The study, published in Obstetrics and Gynecology, looked at nearly 5 million pregnancies in 26 U.S. states and found that nearly 6% of them had complications, and about 3% had complications that could have been avoided with proper medical care.
While these numbers are certainly alarming, they aren’t shocking.
They’re a reflection of the fact women are still getting pregnant, and the numbers are going up.
And there are ways to prevent pregnancy complications, says Dr. Michael Tannenbaum, director of the reproductive and infertility center at Mount Sinai School of Medicine.
“We need to do better than we are,” he says.
What is a pregnancy complication?
A pregnancy complication is when a pregnancy ends in miscarriage or an early pregnancy.
If the woman is not able to conceive or cannot conceive, the baby is not born.
The chances of having a pregnancy-related complication are similar in the first and second trimester.
Most pregnancies can be prevented by using a fertility treatment, which involves a temporary injection of a fertility medication that blocks ovulation.
Tannensbaum says it can be important to have an ultrasound to get an idea of the pregnancy and to determine if there are any complications that need to be treated.
“The chances of a pregnancy complications increase as the number of weeks from the initial pregnancy increase,” he explains.
“If the pregnancy goes well and you have a healthy pregnancy, it is much less likely that it will have an impact on the pregnancy.
You are more likely to have complications after the second trimester, which is the time that is really important for pregnancy prevention.”
Tannenga points out that a high-risk pregnancy can be avoided with medical intervention.
“Pregnancy can be a very complicated process, and there are things you can do to help protect yourself, including getting an ultrasound,” he said.
For instance, you can prevent miscarriage by getting a blood test before you go to a clinic.
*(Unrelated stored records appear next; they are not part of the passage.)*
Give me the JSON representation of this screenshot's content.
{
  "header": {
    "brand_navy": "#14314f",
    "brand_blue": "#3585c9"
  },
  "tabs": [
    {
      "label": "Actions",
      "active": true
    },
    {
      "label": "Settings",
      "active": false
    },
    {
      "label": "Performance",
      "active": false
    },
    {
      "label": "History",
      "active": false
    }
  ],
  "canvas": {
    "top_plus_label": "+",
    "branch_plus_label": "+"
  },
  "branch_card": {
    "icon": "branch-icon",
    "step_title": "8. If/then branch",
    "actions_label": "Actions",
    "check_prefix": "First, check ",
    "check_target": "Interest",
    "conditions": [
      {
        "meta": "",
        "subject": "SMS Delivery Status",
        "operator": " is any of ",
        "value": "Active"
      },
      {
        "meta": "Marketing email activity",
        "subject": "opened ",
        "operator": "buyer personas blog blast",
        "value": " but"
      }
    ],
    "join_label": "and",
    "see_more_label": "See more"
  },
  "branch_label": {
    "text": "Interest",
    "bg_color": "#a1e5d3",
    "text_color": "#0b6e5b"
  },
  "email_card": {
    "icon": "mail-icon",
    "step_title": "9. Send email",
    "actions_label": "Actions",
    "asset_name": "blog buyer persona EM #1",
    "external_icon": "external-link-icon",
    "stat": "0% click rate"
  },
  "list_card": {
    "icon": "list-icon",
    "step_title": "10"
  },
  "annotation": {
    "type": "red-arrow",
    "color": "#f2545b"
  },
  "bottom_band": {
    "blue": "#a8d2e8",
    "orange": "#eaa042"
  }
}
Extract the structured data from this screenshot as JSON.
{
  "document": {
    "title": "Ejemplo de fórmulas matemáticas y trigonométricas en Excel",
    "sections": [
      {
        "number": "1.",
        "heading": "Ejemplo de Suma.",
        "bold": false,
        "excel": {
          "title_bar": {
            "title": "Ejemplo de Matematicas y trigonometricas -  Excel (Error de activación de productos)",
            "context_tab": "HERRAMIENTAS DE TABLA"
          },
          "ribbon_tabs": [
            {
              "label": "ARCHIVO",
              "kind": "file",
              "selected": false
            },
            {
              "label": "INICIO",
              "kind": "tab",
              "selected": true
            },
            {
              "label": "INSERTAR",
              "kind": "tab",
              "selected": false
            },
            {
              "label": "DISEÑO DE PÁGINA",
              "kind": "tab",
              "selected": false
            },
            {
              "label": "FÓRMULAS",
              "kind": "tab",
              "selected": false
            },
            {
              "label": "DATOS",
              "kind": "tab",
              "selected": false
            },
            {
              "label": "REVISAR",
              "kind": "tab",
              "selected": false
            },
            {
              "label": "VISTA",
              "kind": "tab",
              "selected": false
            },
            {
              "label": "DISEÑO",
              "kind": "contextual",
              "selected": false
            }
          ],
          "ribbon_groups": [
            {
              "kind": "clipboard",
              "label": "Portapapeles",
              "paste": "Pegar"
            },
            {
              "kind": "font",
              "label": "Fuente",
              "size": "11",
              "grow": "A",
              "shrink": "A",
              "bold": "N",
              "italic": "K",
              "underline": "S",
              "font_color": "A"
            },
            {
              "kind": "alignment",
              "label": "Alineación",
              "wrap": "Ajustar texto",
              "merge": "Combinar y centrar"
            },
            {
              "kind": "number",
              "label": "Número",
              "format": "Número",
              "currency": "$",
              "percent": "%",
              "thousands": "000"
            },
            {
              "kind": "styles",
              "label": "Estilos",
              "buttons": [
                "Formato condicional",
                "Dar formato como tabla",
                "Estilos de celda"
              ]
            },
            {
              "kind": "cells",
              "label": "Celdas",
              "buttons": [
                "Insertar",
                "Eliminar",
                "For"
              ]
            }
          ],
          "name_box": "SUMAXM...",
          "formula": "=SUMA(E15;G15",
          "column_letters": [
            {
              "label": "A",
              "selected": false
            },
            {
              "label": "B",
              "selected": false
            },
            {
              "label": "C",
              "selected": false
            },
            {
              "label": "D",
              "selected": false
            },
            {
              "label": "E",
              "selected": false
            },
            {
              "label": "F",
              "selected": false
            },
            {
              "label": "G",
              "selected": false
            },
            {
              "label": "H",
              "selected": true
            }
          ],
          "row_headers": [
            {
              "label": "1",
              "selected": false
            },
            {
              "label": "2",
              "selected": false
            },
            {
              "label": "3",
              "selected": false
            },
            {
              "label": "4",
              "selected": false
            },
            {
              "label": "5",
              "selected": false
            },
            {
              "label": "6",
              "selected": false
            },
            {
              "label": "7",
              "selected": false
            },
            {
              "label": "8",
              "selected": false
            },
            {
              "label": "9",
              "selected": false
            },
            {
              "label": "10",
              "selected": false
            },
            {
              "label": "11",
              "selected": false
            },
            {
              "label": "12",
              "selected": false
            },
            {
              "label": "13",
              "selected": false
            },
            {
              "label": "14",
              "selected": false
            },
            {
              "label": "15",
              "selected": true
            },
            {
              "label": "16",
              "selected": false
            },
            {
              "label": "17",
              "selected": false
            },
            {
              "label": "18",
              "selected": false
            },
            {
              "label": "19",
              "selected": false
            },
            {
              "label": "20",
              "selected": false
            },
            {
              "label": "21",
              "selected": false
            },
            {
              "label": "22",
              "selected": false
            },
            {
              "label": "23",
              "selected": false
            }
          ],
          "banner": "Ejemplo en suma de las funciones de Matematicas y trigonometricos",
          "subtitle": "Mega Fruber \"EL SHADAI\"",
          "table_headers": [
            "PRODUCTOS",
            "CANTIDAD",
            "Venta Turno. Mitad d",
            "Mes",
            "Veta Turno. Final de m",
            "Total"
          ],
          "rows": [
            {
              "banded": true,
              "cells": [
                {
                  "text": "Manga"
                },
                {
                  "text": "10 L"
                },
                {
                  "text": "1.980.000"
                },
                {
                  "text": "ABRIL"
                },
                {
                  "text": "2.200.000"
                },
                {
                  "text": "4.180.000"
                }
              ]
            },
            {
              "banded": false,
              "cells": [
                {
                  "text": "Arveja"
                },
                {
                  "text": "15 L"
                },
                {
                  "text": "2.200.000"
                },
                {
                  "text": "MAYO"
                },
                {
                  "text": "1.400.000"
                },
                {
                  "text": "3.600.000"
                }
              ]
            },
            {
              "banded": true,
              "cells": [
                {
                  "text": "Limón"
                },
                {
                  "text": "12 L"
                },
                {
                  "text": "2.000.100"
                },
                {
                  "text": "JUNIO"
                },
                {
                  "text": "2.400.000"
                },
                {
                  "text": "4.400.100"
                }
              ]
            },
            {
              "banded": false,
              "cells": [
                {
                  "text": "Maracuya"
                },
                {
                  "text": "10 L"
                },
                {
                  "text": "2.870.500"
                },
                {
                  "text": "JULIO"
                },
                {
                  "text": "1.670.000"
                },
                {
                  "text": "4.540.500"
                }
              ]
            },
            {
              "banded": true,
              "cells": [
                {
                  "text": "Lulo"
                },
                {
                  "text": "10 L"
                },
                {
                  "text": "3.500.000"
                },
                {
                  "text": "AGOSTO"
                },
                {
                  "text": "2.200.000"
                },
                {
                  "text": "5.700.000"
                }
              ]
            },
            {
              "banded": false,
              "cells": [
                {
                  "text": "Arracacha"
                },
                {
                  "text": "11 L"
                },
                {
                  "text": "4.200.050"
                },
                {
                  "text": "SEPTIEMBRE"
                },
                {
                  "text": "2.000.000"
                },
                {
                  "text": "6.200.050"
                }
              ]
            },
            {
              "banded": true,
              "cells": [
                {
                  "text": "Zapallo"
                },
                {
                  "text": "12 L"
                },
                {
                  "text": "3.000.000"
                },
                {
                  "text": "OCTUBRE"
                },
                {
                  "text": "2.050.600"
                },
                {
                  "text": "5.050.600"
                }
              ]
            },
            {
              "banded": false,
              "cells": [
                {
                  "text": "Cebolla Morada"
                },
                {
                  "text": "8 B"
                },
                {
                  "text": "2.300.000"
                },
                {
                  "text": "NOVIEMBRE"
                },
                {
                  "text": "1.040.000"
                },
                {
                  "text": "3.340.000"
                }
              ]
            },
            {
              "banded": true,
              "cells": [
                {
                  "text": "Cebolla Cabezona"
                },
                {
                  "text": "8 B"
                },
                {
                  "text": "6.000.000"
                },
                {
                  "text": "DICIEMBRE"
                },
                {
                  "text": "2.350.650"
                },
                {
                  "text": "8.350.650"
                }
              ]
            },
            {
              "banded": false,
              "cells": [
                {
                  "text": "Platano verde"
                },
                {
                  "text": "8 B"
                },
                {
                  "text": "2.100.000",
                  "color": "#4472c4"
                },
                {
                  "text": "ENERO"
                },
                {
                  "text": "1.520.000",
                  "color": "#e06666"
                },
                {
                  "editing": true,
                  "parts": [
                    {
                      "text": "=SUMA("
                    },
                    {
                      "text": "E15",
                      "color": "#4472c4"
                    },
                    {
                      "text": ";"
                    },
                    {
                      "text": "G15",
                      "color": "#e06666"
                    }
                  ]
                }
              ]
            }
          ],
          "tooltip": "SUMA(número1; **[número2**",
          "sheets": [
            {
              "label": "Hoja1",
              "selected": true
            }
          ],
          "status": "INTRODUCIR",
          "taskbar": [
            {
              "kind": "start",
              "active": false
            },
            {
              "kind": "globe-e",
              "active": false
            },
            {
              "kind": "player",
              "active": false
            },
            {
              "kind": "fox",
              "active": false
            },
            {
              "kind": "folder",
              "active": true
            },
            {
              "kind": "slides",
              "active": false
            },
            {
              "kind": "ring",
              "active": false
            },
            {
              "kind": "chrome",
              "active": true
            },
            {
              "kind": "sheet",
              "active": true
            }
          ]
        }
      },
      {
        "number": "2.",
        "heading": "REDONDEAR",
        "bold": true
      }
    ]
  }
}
Another common way to prevent complications is by using the Fertility Diet.
This diet has been shown to lower the risk of miscarriage by 20%.
If you are taking hormonal contraceptives, your chances of miscarriage go down.
However, Tannenersum says there is more to prevent complication than just lowering the chance of miscarriage.
If you use an IUD, the chances of complications are significantly higher, as well.
“IUDs are known to cause problems, especially in the last trimester,” he points out.
“And there are a number of things that are known that prevent implantation of the IUD in the third trimester.”
The Fertility Diaries, a website created by researchers from Mount Sinai and the University of Colorado School of Public Health, offers tips on how to prevent miscarriage.
The site includes tips on avoiding the effects of certain medications, such as birth control pills, and some women even get better if they stop using the pill for the first month or two.
Some of these are known as birth-control pills, but there are other birth-prescribing medications that are not considered birth-promoting drugs.
Some pills, such the Pill and Contraceptive, have a longer shelf life than others, meaning you can use them for longer periods of time, Tansinbaum says.
“You can take the Pill for the next week or two and then you can put it away for a week or so, and then go back to the Pill the next time you want to use it,” he explained.
If your pregnancy is causing a lot of complications, Tani-kau says you might want to consult with a health care provider, who can help you make the best decisions for your pregnancy.
And if you are unsure if you should take the birth-related medication, you should consult your health care team, Tania says.
If a pregnancy is happening and you are worried about the future, Tainenbaum says you should talk to your doctor about what you should do.
“That will help you decide if there is a good reason for a pregnancy to be happening, or if there isn’t,” he adds.
“It is not uncommon to have a woman with a pregnancy that they have been carrying for three or four months.”
So how often do pregnancy complications happen?
There are no hard numbers on pregnancy complications but Tannenfelsum says they are rising.
In the past 10 years, about 1 in 6 pregnancies in U.N. countries have been related to complications.
But Tannenebaum says the number is